*Your instructions*. Pick out each line of the records in which the word "object" appears.

*Given data*.
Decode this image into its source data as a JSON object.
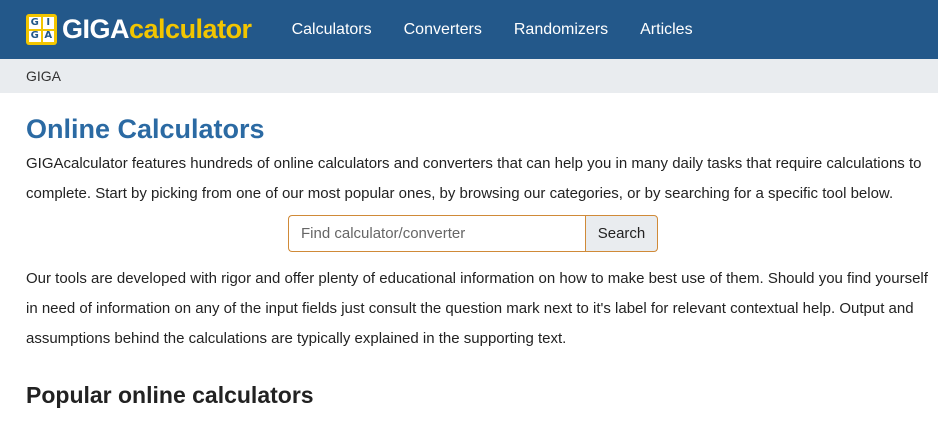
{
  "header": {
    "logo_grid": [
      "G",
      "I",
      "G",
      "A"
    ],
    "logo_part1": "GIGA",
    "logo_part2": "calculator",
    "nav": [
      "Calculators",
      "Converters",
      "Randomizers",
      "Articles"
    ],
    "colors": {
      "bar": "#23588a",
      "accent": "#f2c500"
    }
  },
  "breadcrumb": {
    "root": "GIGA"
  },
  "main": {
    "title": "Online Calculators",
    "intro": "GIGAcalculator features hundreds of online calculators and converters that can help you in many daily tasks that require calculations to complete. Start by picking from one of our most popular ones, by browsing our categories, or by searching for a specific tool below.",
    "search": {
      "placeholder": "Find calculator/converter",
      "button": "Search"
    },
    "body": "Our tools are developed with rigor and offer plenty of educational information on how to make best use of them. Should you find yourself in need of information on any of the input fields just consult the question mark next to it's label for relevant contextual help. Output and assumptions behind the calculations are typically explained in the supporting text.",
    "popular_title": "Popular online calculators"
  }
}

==

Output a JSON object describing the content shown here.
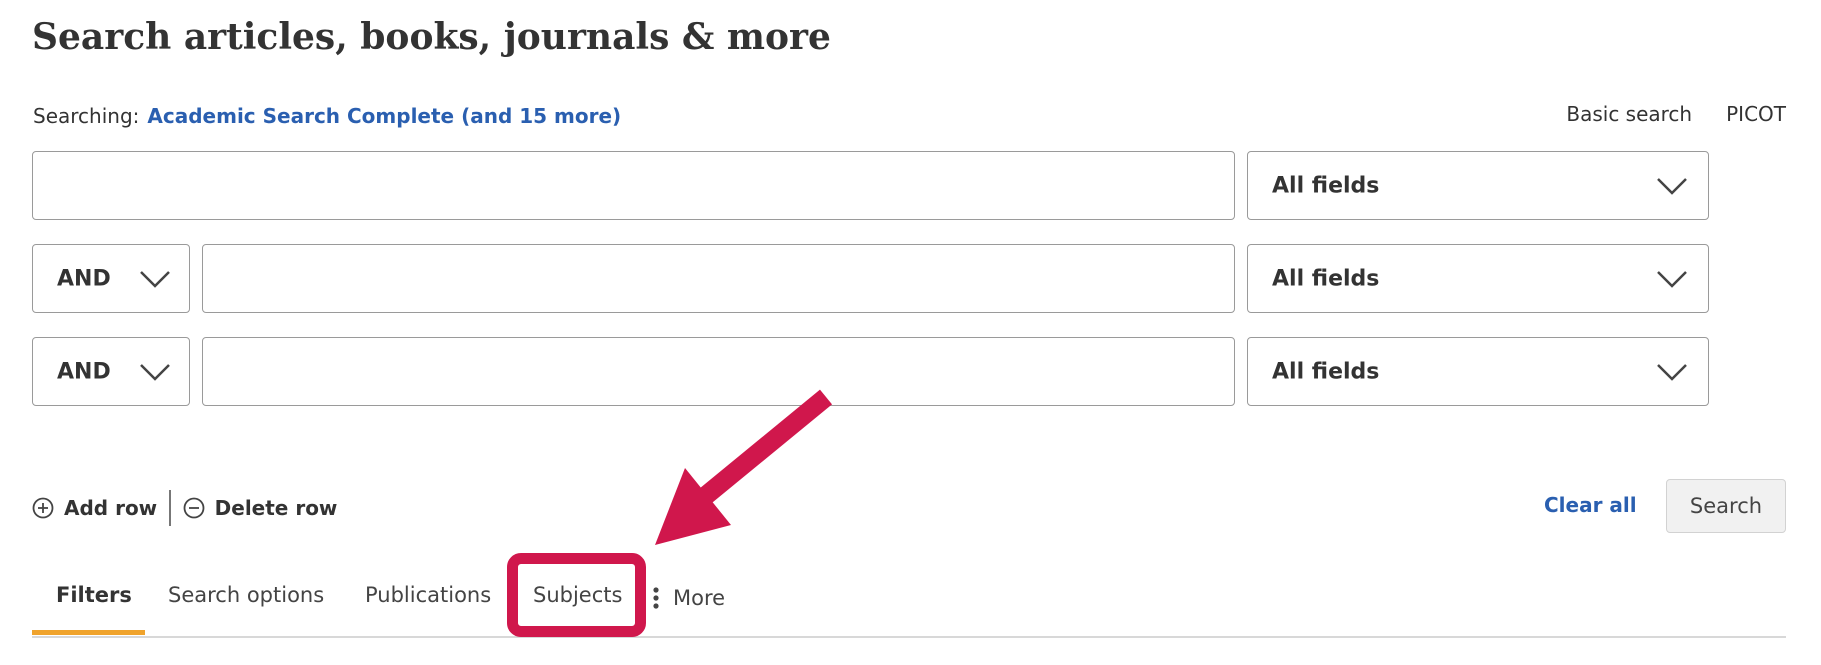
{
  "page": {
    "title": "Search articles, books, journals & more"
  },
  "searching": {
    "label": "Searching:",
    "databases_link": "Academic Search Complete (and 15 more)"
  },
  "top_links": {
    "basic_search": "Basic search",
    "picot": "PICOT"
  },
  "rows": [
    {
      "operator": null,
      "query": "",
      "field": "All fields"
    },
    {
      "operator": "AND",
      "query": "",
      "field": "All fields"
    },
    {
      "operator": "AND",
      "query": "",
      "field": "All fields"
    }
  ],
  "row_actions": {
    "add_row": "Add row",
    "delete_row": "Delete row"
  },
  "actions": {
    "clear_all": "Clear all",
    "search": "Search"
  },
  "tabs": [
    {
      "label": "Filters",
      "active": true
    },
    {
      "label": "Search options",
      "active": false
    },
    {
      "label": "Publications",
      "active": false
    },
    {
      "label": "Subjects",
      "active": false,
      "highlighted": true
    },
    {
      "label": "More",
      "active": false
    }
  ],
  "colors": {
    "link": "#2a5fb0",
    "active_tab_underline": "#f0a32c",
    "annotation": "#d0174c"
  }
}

*Problem solution*.
Decode this image into its source data as a JSON object.
Output a JSON object describing the content shown here.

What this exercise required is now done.